So, once you start filling in your KPIs and all your information it does become easier. I shouldn’t say I love the numbers side of things, but I do enjoy looking at those figures and it’s nice to know where you’re going.
Our ‘Ah-Ha’ Moment
My biggest learning moment came when I realised the importance of percentages over figures. Before that, often I’d quote a job and just put a monetary figure as my profit, it didn’t matter that it was a low percentage. But then APB taught me the importance of those percentages, making sure they’re on the increase and heading toward a certain goal.
By doing that, it takes the monetary figure out of the equation lets me just concentrate on the percentages, because those percentages have been proving that you’ll be able to run a successful building company. So that’s been important for me – concentrating on percentages. They protect your profit, so you’ve got good cash flow on a regular basis and you’re able to predict and grow.
At first, you might think, “Well, that’s easier said than done.” It sounds easy to put up your margins and make more money, but then you ask yourself, “How are we actually going to get those particular contracts agreed to and won if we do that? There’s so much competition out there and there’s so many price checkers – how do you get around that?”
I think that comes back to what we’ve been taught by APB about all the marketing strategies that we utilise: Facebook adverts, autoresponders on the CRM (Keep In Touch) and email campaigns. If we educate the clients, we get the quality of clients we want. We’re getting clients coming to us who we want to build for as much as they want us to build for them.
It’s good to look at the figures when we’re signing contracts, or at the end of the job, but it all starts from the very beginning, with the marketing campaigns and strategies.

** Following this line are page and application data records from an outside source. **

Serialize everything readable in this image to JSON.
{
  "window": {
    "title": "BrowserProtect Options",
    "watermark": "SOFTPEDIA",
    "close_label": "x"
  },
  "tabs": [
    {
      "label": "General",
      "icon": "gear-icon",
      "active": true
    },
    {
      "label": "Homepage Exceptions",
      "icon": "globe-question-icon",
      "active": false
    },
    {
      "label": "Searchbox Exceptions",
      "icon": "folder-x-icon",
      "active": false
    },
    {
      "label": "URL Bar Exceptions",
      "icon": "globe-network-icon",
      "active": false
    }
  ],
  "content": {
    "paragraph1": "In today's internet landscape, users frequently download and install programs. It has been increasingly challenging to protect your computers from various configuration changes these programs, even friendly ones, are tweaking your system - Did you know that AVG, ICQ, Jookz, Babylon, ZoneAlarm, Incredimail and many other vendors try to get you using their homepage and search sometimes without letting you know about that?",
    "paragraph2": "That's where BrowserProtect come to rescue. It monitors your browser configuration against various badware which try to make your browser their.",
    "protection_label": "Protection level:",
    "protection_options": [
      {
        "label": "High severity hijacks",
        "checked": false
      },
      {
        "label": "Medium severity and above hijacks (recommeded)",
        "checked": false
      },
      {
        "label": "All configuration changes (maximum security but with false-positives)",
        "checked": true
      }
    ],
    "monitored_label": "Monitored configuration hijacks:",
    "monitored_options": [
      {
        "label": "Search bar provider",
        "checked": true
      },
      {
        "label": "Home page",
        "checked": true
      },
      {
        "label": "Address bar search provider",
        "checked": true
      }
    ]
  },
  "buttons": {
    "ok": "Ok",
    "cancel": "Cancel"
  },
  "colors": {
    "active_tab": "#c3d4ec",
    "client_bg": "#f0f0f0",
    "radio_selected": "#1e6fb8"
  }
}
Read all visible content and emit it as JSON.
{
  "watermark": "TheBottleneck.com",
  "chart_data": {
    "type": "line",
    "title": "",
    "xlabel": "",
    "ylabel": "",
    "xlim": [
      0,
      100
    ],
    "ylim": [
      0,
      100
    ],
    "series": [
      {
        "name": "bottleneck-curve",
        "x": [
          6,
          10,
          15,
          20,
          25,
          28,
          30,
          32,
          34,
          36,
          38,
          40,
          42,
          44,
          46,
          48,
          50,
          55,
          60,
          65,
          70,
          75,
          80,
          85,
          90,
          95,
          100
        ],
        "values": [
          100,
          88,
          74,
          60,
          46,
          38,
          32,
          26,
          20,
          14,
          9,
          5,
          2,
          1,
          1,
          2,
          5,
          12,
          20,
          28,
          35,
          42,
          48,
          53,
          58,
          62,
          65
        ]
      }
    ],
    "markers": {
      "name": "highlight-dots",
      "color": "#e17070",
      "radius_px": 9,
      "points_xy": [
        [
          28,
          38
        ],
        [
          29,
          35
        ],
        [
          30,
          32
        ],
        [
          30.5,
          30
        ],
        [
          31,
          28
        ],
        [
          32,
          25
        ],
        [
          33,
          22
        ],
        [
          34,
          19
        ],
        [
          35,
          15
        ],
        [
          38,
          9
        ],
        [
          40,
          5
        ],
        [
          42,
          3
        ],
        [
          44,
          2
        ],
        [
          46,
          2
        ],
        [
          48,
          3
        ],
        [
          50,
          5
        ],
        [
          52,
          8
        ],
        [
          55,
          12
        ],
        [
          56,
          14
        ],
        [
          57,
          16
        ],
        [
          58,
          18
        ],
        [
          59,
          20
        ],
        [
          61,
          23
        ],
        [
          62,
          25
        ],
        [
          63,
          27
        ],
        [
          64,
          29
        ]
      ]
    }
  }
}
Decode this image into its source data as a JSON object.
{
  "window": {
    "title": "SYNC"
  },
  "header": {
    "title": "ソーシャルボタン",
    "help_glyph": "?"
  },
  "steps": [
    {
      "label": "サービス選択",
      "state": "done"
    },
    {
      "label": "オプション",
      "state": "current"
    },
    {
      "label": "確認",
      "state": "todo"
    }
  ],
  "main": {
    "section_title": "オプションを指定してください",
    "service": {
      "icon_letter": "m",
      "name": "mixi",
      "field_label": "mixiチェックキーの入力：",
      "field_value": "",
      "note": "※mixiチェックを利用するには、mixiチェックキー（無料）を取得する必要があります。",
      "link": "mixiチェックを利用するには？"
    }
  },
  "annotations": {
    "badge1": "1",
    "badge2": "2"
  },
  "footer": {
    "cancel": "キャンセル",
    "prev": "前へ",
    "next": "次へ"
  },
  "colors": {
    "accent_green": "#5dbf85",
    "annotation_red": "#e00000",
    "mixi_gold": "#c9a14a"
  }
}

What we’ve learnt along the way is the importance of showing the clients value. We show them what we can actually offer them, so they’re not solely focused on the price. Yes, they do have a budget that they have to keep to, but often they like to see the value that we can provide. Price is still part of the conversation, but there are so many other elements that are important.
We Couldn’t Have Done It On Our Own
The support is always there with the Association of Professional Builders. It doesn’t matter if you’re an aspiring builder, an established or successful business that knows how to build or win a lot of awards. You might be thinking about joining the Association of Professional Builders and breaking through that next glass ceiling or going to that particular next step in your business, or you might be just starting out, trying to work out whether you can set up a company the right way rather than spending the next 10-15 years trying to figure it all out for yourselves.
Whoever you are, we need the help, as builders. We know how to build; we swing a hammer, we stand frames up, we lay bricks: that’s the easy part of the job. Running a business is the hard part for most builders. A couple of years ago, we found that we needed that help. When we first joined APB, we needed help with that, we couldn’t do it on our own.
We could have tried but we may have been one of the failed businesses after three or four years. We didn’t want to be one of them. We’re quite ambitious, we have goals and we want to achieve certain things within a period of time. APB allows us clarity on how to achieve those goals.
It’s just great, the support network we have here. We also enjoy getting together with the other builders every three months in person, just to get details of what they’re going through, what they’re experiencing, the good times and the bad times – and I think that’s relevant to each and every business that is part of the Association.
-Toby and Elizabeth Searle
Directors, Highwater Homes